A U.S. government shutdown could begin this weekend, and many Congress-watchers think it's more likely than not. If prolonged, it would undermine policymakers' ability to measure how the economy is doing in real time.
Why it matters: This is an exceptionally delicate time for policy, as the Federal Reserve weighs whether to keep pushing interest rates higher and tries to guide the economy into a soft landing. Disruptions in the flow of data due to a shutdown would make it harder to make the right calls.
- Monetary policy is already set using backward-looking, unreliable gauges. The risk is that the most important gauges — of trends in employment, inflation and economic activity — will be turned entirely off for weeks.
State of play: The shutdown would cover the Bureau of Labor Statistics, Bureau of Economic Analysis and Census — agencies that produce the key data for understanding the economy, including on job growth, unemployment, the Consumer Price Index and many more.
Yes, but: Policymakers would not be completely flying blind. Indeed, it would be a big moment for an increasingly varied set of private-sector data sources that economists use to complement government reports. In a prolonged shutdown, they would temporarily go from complements to replacements.
- ADP, the payroll processing service, publishes data that sheds light on whether private-sector employers are adding to their payrolls, much as the government employment data does.
- The job listings site Indeed and social network LinkedIn publish data that tracks labor market dynamics — a useful parallel with data in the government's Job Openings and Labor Turnover series.
- The Adobe Digital Price Index is a private-sector measure of inflation modeled after the CPI. Activity indexes from the Institute for Supply Management can capture acceleration or deceleration in business conditions.

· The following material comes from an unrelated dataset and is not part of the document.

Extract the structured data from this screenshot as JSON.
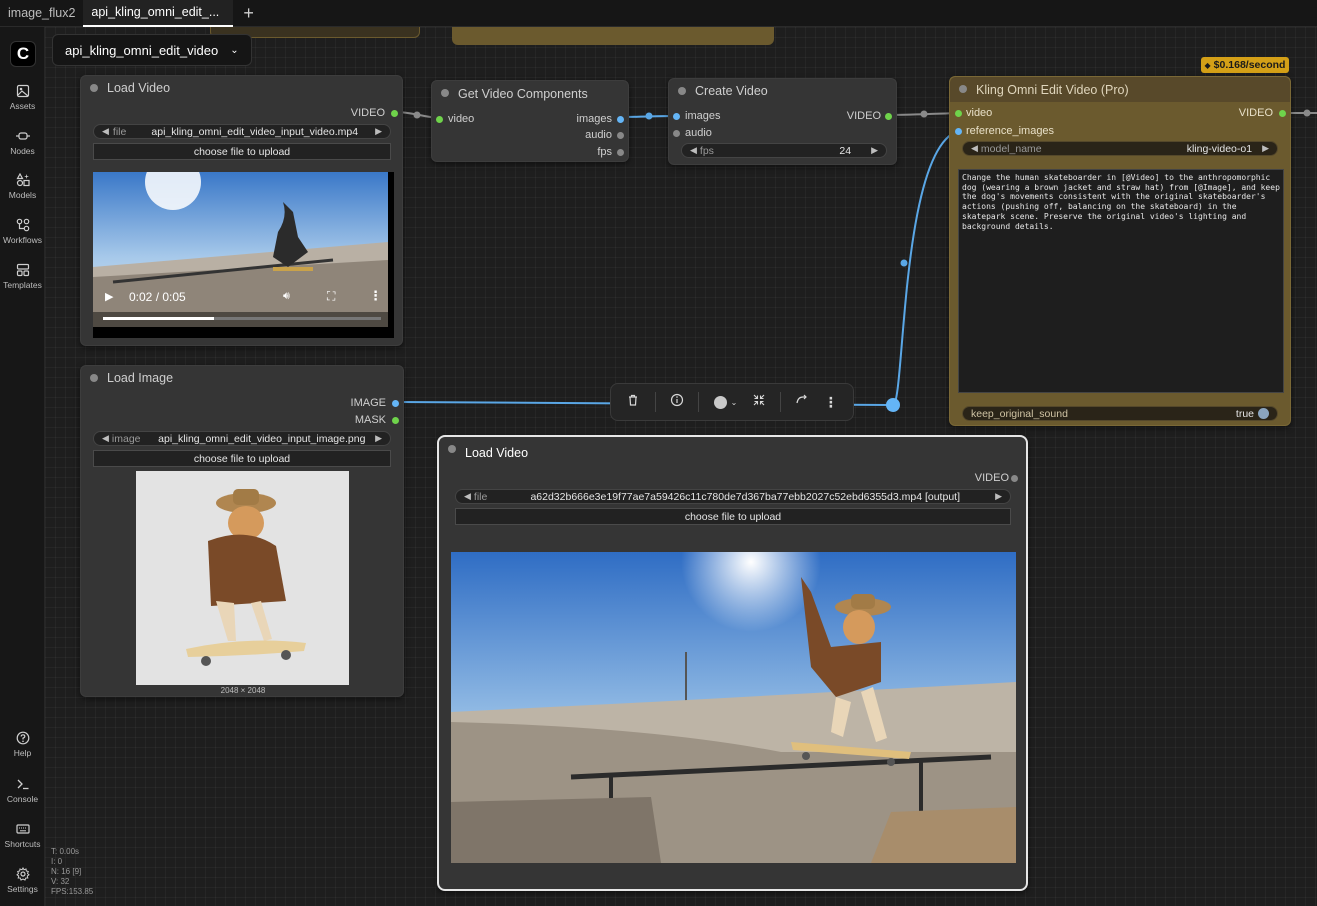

What they're saying: "We'll still have to make decisions with the data that we have available, and if we can't get access to the government data that we rely on, we'll supplement that with the best private-sector data that we can until that data becomes available," Minneapolis Fed president Neel Kashkari said this week in an event at the Wharton School.